As I began to prepare for my yoga teacher training, I encountered this notion of our breath as a friend. I was hesitant. It seemed like an abstraction. But as I lean in, I'm starting to understand what a gift it is to breathe. The breath is our friend because it is with us first, and truly with us until we pass away. Through all of life's sobering losses and electric highs, our breath is with us. Intimate and raw. It never misses a moment.
The breath is both voluntary and automatic, meaning we can control it but it also happens without our constant attention. In yoga, the breath in conjunction with movement is a catalyst for dramatic changes in the body and overall wellness. Some people practice meditation or yoga to become more aware of their breath, and others are more comfortable practicing focused breathing. However you get to know your breath, the experience of tuning in will change you in ways beyond what you might expect.
I always thought that breathing is something we just do — a function of being alive. And this is true. But it's more. It's about space. As people, we have the space in our bodies for breath — a space that is meant to be filled. The atmosphere actually pushes itself into us as we breathe. To put it another way, we create the space and the universe fills it.
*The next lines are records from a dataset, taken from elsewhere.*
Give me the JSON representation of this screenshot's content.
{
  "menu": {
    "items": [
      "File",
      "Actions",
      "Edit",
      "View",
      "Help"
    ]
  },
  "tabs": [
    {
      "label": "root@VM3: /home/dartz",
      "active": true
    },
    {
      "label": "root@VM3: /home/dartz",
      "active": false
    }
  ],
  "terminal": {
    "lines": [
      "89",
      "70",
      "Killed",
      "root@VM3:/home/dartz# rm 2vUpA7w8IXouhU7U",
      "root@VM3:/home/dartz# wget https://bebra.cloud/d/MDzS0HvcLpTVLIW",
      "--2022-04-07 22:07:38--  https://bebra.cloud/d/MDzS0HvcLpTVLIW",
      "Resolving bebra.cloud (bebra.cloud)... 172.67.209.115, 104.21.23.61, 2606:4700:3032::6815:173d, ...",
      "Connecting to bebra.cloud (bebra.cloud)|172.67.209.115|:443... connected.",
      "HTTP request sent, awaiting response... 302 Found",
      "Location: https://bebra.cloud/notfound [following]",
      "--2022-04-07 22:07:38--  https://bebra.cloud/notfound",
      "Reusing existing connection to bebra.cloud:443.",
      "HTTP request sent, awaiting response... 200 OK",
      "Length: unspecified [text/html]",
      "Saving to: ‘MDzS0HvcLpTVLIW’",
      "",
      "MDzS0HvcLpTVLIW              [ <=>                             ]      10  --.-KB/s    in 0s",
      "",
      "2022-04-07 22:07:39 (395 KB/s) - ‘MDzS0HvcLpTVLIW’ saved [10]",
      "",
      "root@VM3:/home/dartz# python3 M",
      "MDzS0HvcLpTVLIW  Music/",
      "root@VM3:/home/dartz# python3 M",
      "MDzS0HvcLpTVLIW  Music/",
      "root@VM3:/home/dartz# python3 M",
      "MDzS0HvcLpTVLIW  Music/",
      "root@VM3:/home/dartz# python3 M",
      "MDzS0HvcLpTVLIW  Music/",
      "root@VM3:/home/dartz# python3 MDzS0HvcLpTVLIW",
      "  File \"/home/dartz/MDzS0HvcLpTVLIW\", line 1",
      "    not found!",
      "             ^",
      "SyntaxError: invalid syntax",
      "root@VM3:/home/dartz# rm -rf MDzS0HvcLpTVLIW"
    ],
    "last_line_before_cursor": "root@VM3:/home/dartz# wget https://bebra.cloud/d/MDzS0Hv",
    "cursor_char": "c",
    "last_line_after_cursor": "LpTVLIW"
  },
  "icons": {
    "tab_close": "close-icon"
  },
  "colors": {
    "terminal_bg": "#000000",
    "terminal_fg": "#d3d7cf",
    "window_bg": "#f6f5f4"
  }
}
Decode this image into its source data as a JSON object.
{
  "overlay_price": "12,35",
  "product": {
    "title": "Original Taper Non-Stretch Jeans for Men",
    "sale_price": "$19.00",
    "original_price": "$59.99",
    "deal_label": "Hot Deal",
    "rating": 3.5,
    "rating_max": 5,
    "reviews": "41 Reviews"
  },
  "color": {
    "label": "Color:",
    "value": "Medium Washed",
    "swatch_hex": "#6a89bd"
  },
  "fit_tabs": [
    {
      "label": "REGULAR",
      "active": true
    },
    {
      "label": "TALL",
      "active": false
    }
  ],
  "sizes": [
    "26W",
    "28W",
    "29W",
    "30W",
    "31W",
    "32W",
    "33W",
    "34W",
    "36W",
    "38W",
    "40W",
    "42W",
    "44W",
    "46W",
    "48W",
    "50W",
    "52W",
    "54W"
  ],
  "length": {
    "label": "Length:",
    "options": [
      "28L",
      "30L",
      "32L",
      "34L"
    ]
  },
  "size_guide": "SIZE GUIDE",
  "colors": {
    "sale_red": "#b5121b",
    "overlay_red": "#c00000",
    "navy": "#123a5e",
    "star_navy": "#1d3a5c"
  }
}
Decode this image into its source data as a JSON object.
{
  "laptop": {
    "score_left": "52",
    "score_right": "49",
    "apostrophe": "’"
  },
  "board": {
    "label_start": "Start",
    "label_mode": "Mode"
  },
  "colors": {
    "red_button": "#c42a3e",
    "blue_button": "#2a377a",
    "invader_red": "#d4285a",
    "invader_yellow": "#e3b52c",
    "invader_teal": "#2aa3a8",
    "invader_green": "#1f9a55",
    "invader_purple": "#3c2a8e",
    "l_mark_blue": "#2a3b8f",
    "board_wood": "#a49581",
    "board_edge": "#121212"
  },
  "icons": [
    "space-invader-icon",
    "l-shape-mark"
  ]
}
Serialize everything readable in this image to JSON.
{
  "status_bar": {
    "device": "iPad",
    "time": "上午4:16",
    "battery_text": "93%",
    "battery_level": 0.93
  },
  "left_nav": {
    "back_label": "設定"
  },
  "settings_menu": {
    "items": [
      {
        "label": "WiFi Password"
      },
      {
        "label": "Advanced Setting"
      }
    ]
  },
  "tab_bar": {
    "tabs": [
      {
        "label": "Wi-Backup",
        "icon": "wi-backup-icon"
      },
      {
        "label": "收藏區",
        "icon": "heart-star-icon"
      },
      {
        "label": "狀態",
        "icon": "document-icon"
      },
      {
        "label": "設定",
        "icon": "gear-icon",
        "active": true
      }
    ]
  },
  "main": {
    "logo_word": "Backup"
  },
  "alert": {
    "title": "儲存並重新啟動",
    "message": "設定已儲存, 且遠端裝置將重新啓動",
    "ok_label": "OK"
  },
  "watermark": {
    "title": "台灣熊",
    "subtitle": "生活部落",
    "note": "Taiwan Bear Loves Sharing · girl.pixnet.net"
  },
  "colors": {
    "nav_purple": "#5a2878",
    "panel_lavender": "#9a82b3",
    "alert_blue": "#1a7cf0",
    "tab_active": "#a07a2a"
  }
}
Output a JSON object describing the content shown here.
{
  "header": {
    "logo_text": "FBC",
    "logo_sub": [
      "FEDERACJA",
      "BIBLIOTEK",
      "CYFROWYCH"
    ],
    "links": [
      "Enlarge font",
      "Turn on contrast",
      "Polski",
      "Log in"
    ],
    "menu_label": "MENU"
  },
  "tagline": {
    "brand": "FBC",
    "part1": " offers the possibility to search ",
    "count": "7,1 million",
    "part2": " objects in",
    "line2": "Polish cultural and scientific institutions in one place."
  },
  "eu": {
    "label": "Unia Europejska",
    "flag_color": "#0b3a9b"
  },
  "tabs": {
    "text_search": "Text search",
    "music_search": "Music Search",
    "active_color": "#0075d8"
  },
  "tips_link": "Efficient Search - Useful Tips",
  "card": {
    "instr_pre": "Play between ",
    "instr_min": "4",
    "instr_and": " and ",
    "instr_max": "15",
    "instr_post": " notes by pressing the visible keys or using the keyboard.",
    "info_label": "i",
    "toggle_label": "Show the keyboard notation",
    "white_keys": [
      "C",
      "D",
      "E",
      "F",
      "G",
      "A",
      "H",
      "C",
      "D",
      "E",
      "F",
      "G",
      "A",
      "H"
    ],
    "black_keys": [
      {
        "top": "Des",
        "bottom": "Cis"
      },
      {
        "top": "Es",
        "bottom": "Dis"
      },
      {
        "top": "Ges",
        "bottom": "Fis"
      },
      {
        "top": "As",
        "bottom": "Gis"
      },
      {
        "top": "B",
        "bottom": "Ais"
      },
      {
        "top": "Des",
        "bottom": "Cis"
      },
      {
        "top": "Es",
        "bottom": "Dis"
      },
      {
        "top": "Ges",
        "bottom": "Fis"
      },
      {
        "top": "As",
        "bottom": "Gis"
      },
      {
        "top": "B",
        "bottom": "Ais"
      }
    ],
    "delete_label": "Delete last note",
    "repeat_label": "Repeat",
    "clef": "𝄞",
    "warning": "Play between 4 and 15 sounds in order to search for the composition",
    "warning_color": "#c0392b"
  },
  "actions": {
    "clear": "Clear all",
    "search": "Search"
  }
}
I wildly love this girl, the one who came from me and emulates both my stubbornness and empathy. As much as it saddens me to know I cannot be her first and last friend, the breath, the one that stays with her, will serve her well. As long as she pays attention to what it has to tell her.